Dataset rows for apps and sites:
[Start of section]
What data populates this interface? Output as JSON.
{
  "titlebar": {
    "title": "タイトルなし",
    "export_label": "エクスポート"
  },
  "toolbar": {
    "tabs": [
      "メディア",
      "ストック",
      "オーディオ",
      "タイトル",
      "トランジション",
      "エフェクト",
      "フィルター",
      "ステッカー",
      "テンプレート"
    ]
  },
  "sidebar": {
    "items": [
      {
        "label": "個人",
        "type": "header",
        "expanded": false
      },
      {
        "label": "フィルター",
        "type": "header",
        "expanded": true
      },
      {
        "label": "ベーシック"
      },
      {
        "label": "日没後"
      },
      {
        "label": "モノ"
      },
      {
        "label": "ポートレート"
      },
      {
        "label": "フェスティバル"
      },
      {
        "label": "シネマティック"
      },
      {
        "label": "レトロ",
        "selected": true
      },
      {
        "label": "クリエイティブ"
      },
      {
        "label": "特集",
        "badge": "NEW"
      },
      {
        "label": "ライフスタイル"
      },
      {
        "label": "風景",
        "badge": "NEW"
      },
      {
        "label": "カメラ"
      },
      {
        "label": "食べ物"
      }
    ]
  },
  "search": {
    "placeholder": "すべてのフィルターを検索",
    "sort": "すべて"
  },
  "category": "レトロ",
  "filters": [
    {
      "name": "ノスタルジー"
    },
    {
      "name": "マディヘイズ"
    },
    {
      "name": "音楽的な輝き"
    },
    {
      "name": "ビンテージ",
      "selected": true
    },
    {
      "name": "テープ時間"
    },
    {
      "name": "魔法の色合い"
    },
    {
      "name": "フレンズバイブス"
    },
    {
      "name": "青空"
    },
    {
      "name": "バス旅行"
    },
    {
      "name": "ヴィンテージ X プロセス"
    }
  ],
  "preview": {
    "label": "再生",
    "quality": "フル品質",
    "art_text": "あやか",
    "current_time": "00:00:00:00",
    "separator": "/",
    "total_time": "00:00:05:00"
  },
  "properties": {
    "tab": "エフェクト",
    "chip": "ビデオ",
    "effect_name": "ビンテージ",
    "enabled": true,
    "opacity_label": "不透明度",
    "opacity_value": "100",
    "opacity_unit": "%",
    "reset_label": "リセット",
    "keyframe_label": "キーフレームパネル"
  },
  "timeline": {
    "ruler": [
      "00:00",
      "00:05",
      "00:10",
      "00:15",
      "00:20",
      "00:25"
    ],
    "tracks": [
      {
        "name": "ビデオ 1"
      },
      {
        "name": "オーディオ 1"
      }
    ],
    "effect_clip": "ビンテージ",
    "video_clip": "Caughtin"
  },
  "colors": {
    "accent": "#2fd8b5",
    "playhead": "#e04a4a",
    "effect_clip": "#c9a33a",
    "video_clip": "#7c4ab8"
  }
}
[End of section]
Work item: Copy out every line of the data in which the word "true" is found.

Written solution:
        "expanded": true
        "selected": true
      "selected": true
    "enabled": true,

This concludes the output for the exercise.